2019 Chevrolet Corvette ZR1. Photos courtesy Chevrolet.
Based upon Chevrolet’s C6 Corvette, the last ZR1 model thundered off into the sunset in 2013. Since then, boost-loving Corvette fans have gotten by with the C7 Corvette Z06, which uses a supercharged 6.2-liter LT4 V-8, rated at 650 horsepower, to convert rear tires to white smoke. Next spring, Chevy dealers will begin taking orders for an all-new 2019 ZR1 Corvette with 755 horsepower on tap, making it the most powerful Chevrolet model ever produced.
Throughout Corvette history, the ZR1 moniker has always been reserved for special high-performance models. From 1970 to ’72, the ZR1 package was targeted to road racers, and included the LT1 V-8, aluminum radiator, transistor ignition, an M22 four-speed transmission, power brakes, and a heavy-duty suspension. Not available with the ZR1 package were luxuries like power windows, power steering, air conditioning, or a radio, and over three production years just 53 examples were produced.
From 1990 to ’95 the ZR-1 (hyphen intentional) was a halo model for Corvette, equipped with a double-overhead camshaft, four-valve-per-cylinder LT5 V-8, designed in cooperation with Lotus and built for GM by Mercury Marine. With an output of 375 horsepower, performance was stunning for the day, matched in part by the car’s price of $58,995, over $27,000 more than a base Corvette coupe.
The next ZR1 (no hyphen) appeared in 2009, once again as a halo model in the Corvette lineup. This time, Chevrolet added forced induction in the form of supercharging, delivering a C6 Corvette that produced 638 horsepower and was reportedly capable of running from 0-60 mph in 3.4 seconds, on the way to a top speed of 205 mph. Around the Nürburgring Nordschleife, the litmus test used by performance automakers the world over, the C6 ZR1 Corvette lapped the course in 7:19.63, besting cars like the Ferrari Enzo (7:25.21) and the Lamborghini Aventador LP 700-4 (7:25). When the C6 went out of production at the end of 2013, the ZR1 went with it.
There’s been no ZR1 since Chevrolet launched the C7 Corvette as a 2014 model, though aforementioned Corvette Z06, with its 650 horsepower and 650 pound-feet of torque, did debut in 2015. With rumors (backed up by ample spy photography) of a mid-engine Corvette in the works, Chevrolet may have been forgiven for passing over the ZR1 in this generation, but last weekend the automaker dropped details of the 2019 model at the opening of the 2017 Dubai Auto Show.
The 2019 Corvette ZR1, slated to go on sale early next year, comes powered by a supercharged 6.2-liter LT5 V-8, similar to the LT4 in the Z06 but equipped with a larger blower and throttle body. Output climbs to 755 horsepower and 715 pound-feet of torque, thanks in part to a dual fuel-injection system that uses direct injection plus supplemental port injection for the first time in a Chevrolet model. Also in a first for the ZR1 model, Chevrolet will offer buyers the choice between a seven-speed manual transmission and an eight-speed, paddle shifted automatic; previous versions came exclusively with manual transmissions.

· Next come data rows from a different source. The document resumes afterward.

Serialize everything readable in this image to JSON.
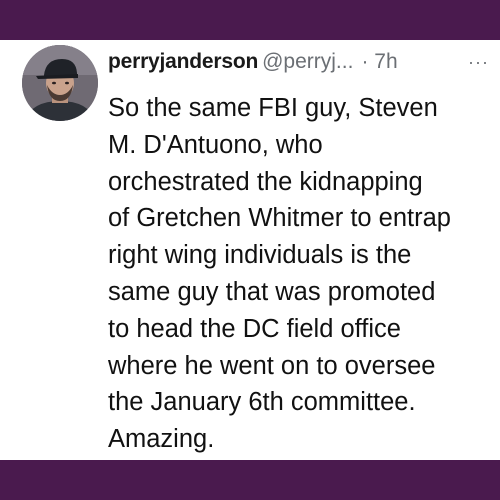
{
  "colors": {
    "frame_bar": "#4a1a4e",
    "text_primary": "#111111",
    "text_secondary": "#6b6f74"
  },
  "tweet": {
    "avatar_icon": "profile-photo",
    "username": "perryjanderson",
    "handle": "@perryj...",
    "separator": "·",
    "time": "7h",
    "more_label": "···",
    "text_lines": [
      "So the same FBI guy, Steven",
      "M. D'Antuono, who",
      "orchestrated the kidnapping",
      "of Gretchen Whitmer to entrap",
      "right wing individuals is the",
      "same guy that was promoted",
      "to head the DC field office",
      "where he went on to oversee",
      "the January 6th committee.",
      "Amazing."
    ]
  }
}
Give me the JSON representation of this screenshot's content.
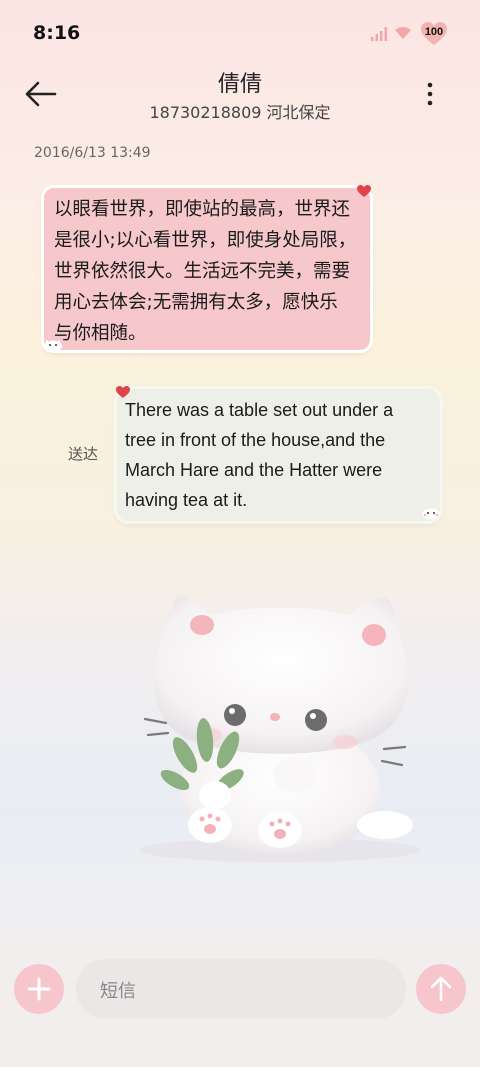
{
  "status_bar": {
    "time": "8:16",
    "battery": "100"
  },
  "header": {
    "contact_name": "倩倩",
    "contact_detail": "18730218809 河北保定"
  },
  "thread": {
    "date": "2016/6/13 13:49",
    "messages": [
      {
        "direction": "incoming",
        "lines": [
          "以眼看世界，即使站的最高，世界还",
          "是很小;以心看世界，即使身处局限，",
          "世界依然很大。生活远不完美，需要",
          "用心去体会;无需拥有太多，愿快乐",
          "与你相随。"
        ]
      },
      {
        "direction": "outgoing",
        "status": "送达",
        "lines": [
          "There was a table set out under a",
          "tree in front of the house,and the",
          "March Hare and the Hatter were",
          "having tea at it."
        ]
      }
    ]
  },
  "composer": {
    "placeholder": "短信"
  },
  "icons": {
    "back": "arrow-left-icon",
    "menu": "more-vertical-icon",
    "add": "plus-icon",
    "send": "arrow-up-icon"
  },
  "colors": {
    "incoming_bubble": "#f6c8cc",
    "outgoing_bubble": "#eef0e7",
    "action_button": "#f7c5cc"
  }
}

Chevrolet will offer the ZR1 with two aero packages, known as “Low Wing” and “High Wing.” The Low Wing package will be aimed at those who favor top speed over lap times, with the automaker claiming that “over 210 mph” will be possible–under controlled conditions, of course. Those more concerned with circuit times will want to check the option box for the High Wing ZTK package, which reportedly generates 950 pounds of downforce (transferred to the chassis, not the bodywork) at speed.
Past ZR1 models, despite their performance potential, have never been one-trick ponies, and have proven equally adept on road or track. Expect the same from this latest generation, which ups the bar considerably in terms of output and, reportedly, handling.

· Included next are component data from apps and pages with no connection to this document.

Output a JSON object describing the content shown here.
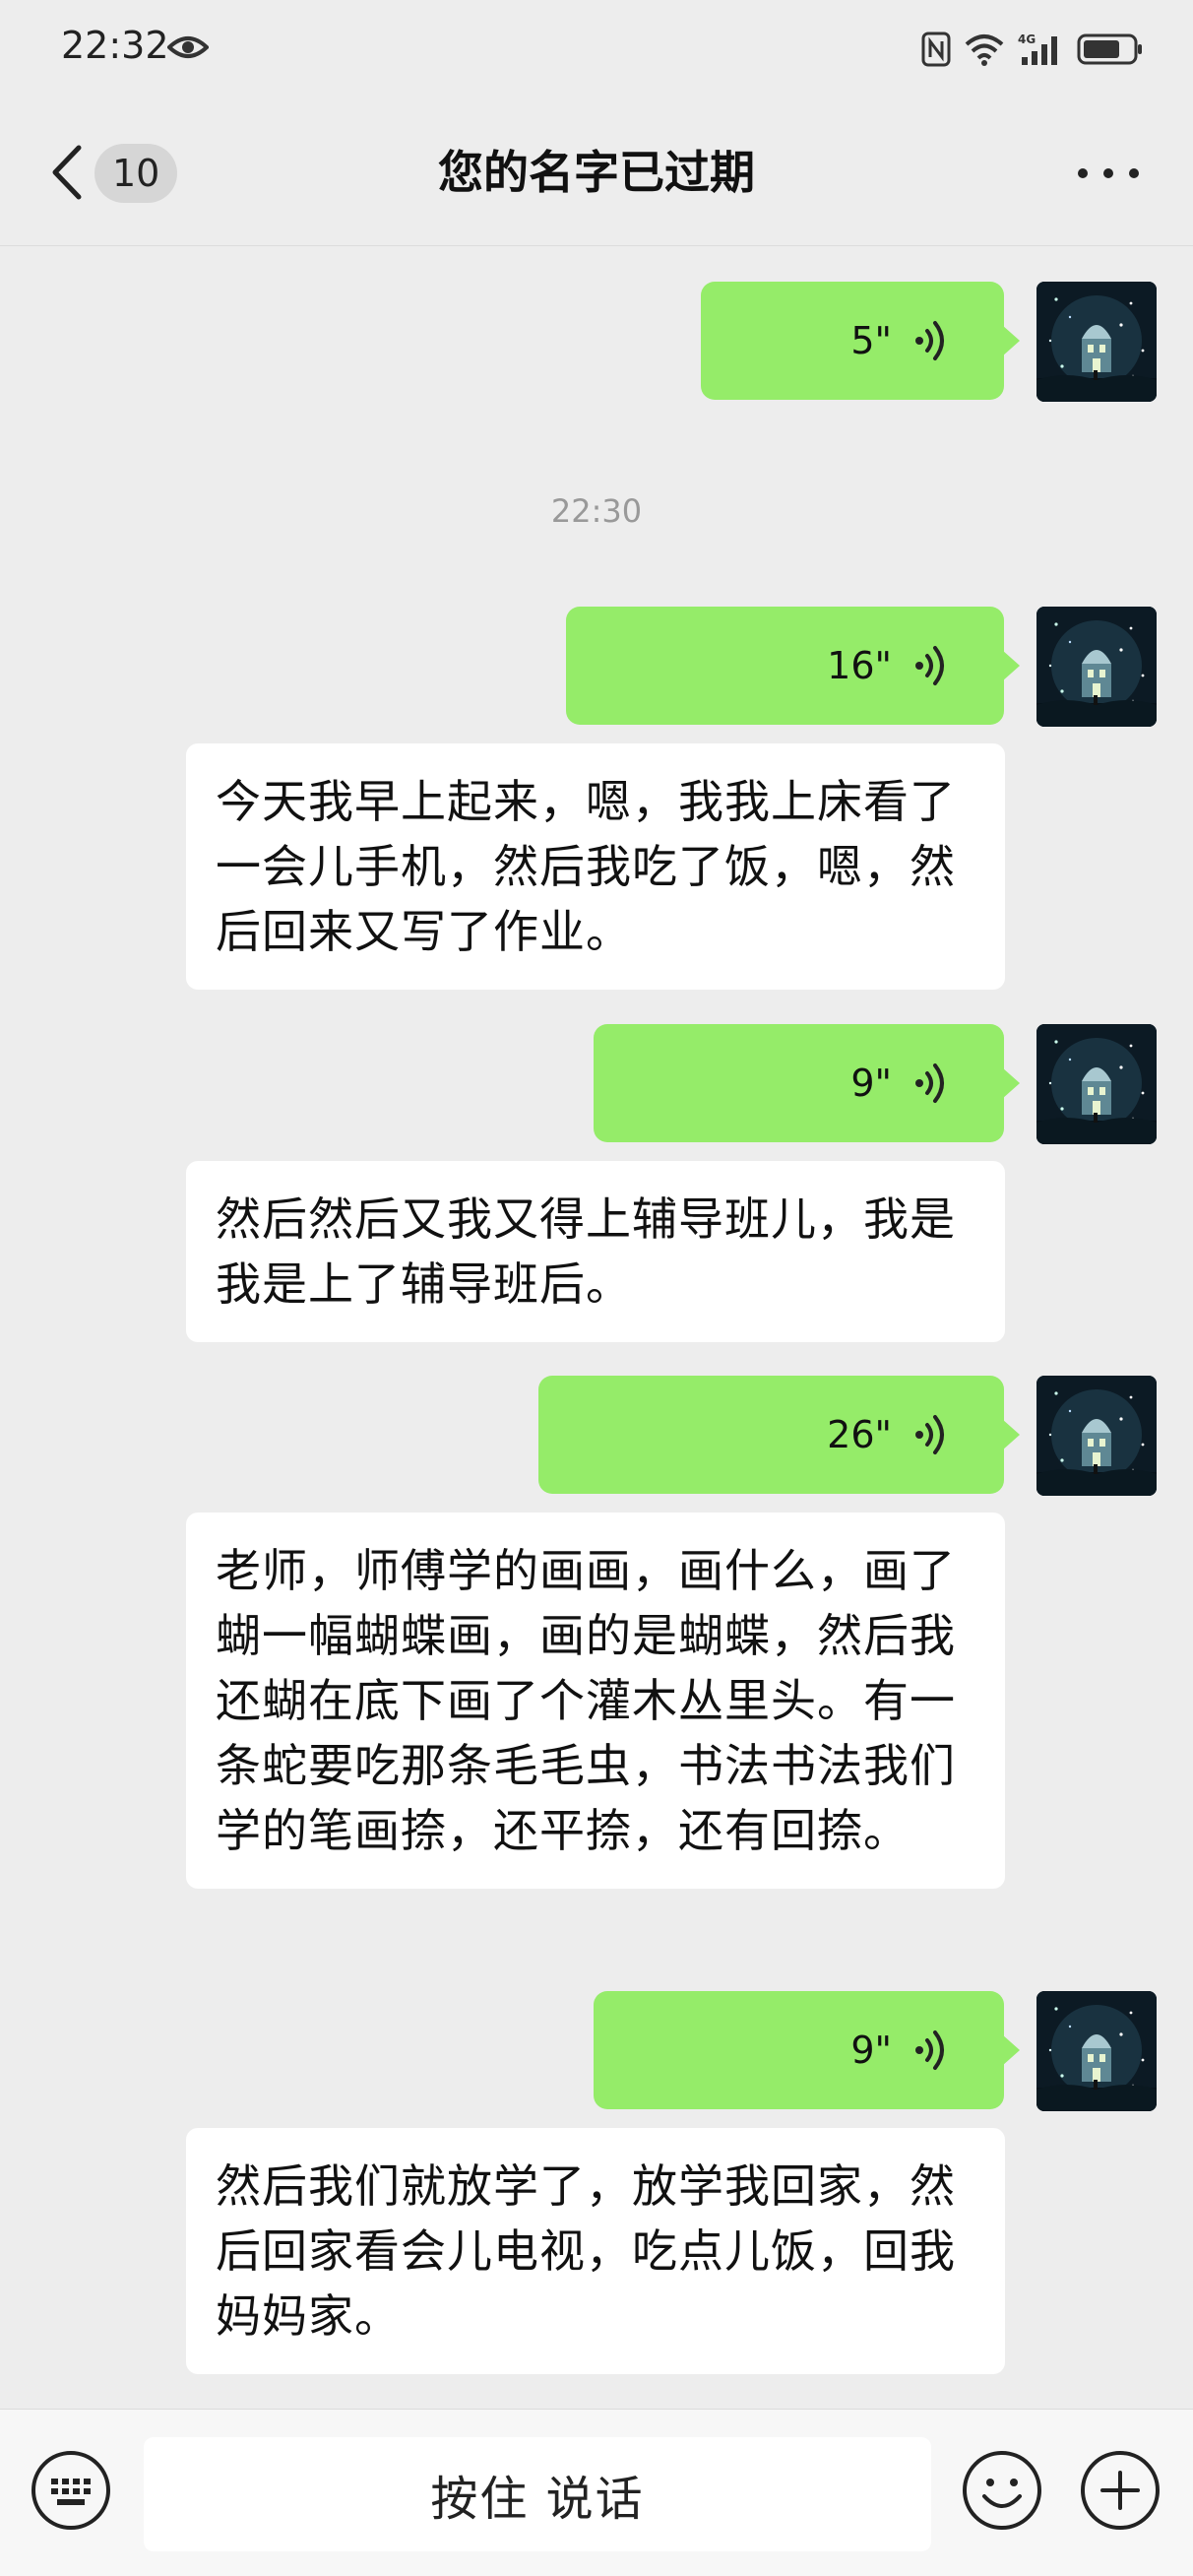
{
  "status_bar": {
    "time": "22:32",
    "icons": [
      "eye-icon",
      "nfc-icon",
      "wifi-icon",
      "4g-signal-icon",
      "battery-icon"
    ]
  },
  "header": {
    "unread_count": "10",
    "title": "您的名字已过期"
  },
  "messages": [
    {
      "type": "voice",
      "duration": "5\""
    },
    {
      "type": "timestamp",
      "text": "22:30"
    },
    {
      "type": "voice",
      "duration": "16\""
    },
    {
      "type": "transcript",
      "text": "今天我早上起来，嗯，我我上床看了一会儿手机，然后我吃了饭，嗯，然后回来又写了作业。"
    },
    {
      "type": "voice",
      "duration": "9\""
    },
    {
      "type": "transcript",
      "text": "然后然后又我又得上辅导班儿，我是我是上了辅导班后。"
    },
    {
      "type": "voice",
      "duration": "26\""
    },
    {
      "type": "transcript",
      "text": "老师，师傅学的画画，画什么，画了蝴一幅蝴蝶画，画的是蝴蝶，然后我还蝴在底下画了个灌木丛里头。有一条蛇要吃那条毛毛虫，书法书法我们学的笔画捺，还平捺，还有回捺。"
    },
    {
      "type": "voice",
      "duration": "9\""
    },
    {
      "type": "transcript",
      "text": "然后我们就放学了，放学我回家，然后回家看会儿电视，吃点儿饭，回我妈妈家。"
    }
  ],
  "input_bar": {
    "hold_to_talk_label": "按住 说话"
  },
  "colors": {
    "voice_bubble": "#95ec69",
    "background": "#ededed",
    "transcript_bubble": "#ffffff"
  }
}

Look for details on pricing and availability to be released closer to the ZR1’s on sale date.